Saturday, April 25, 2009

Scrum and Stand ups

My organization is currently using Scrum as a development methodology. We recently increased the sprint length to 4 weeks which seems to be a little better than 2 or 3 weeks, but one of the nagging points, for me at least, is the daily standup. Every day we get together and and discuss backlog items and tasks worked on the previous day. The meeting invariably digresses into details or discussions that don’t really pertain to the status or “look at the cool thing I did”. 

As I was listening  to Patrick Hynds discuss Why projects fail on the .Net Rocks podcast, it occurred to me that he had some valid points on tracking status and more over those principals could be applied directly to the daily standup. The general point of the daily standup is to know where you are in relation to the project schedule and what is getting in the way of the schedule. Pat’s status points where:

  1. What Task/Tasks did you work on yesterday?
  2. What Task/Tasks did you work on yesterday that were not part of a backlog?
  3. What do you plan to work on today?
  4. What Roadblocks do you have?

These questions should be answered without any additional details or ego pumping. The second question is one we don’t ask in our stand-ups, but it occurs on a daily basis and should be addressed. It definitely distracts from the planned backlog items and has a huge impact on what’s accomplished during a sprint.

Using this question format during the standup should allow us to better gauge were we are and what distractions are keeping us from achieving our sprint objectives.

Tuesday, April 21, 2009

Visual Studio 2010 Enhancements for ASP.NET

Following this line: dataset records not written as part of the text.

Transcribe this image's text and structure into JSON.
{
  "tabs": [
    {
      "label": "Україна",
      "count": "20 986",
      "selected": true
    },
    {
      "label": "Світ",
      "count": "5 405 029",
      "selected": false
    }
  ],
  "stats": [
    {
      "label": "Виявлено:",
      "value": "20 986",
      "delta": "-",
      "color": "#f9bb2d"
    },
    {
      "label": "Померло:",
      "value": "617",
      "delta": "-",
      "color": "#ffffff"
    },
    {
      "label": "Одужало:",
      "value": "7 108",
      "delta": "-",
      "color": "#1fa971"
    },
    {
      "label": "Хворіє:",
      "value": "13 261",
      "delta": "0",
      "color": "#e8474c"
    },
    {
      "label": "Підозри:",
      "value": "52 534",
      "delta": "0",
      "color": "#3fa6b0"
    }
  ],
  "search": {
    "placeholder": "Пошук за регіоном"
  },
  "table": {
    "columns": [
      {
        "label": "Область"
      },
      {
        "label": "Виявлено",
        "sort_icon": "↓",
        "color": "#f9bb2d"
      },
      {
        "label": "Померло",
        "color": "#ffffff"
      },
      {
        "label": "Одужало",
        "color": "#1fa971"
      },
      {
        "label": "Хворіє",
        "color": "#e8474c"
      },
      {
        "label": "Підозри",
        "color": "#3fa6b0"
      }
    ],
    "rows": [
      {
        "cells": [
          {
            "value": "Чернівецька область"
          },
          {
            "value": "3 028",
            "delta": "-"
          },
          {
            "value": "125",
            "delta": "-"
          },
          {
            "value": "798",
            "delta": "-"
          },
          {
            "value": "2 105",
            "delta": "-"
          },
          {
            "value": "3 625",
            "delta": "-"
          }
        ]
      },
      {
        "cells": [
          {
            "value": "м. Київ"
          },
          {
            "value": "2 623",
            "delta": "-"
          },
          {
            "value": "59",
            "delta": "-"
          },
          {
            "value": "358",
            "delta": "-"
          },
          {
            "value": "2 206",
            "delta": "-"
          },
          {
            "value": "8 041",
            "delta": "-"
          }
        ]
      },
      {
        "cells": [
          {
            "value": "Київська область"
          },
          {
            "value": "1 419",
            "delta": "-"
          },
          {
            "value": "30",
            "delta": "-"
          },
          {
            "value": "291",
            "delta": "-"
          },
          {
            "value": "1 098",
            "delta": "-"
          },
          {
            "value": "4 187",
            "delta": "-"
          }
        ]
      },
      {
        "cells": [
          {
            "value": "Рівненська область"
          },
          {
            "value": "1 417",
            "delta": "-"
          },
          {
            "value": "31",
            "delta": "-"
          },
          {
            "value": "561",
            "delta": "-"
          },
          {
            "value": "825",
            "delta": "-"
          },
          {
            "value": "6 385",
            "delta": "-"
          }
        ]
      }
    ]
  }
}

Mike Ormond posted a piece on the ASP.Net enhancements in Visual Studio 2010.  Web design snippets are cool, but the web.config transformations are huge. It will be a lot easier too deploy to different environments. I hope we’ll see beta 1 around the Tech Ed timeframe in mid May, for now you can read the entire article here

Sunday, April 12, 2009

Lambda Expressions as methods

Many of the Lambda expressions samples demonstrate Selects and Order By but I recently discovered the ability of Lambda expressions to be used as delegate methods. You can use Func<T> for methods that return a result which provides a very concise shorthand notation. In addition to Func<T> you can use Action<T> and Predicate<T>

Here is an example that uses Func<T,TResult> to add two numbers together

// Lambda Function that adds two numbers
Func<int, int, int> add = (int val1, int val2) => val1 + val2;

// add 200 and 100
Console.WriteLine(add(200, 100));

In this case the Func<int, int,int> indicates that the method takes two integers and returns an integer.

Action<T> allows you to capture behavior:

// Action<T> to echo input
Action<string> echo = (s) => Console.WriteLine(s);

// invoke echo

Predicate<T> allows you to filter:

// Create fibonacci sequence
List<int> fi = new List<int>();
fi.AddRange(new[] { 1, 1, 2, 3, 5, 8, 13, 21, 34, 55 });

// select the matches
Predicate<int> matches = num => num % 2 == 1;
var odd = fi.FindAll(matches);

// use array Foreach<T> to display the results

In the example above I use Array.ForEach<T> to display the results instead of a foreach loop.

You can download the sample code here.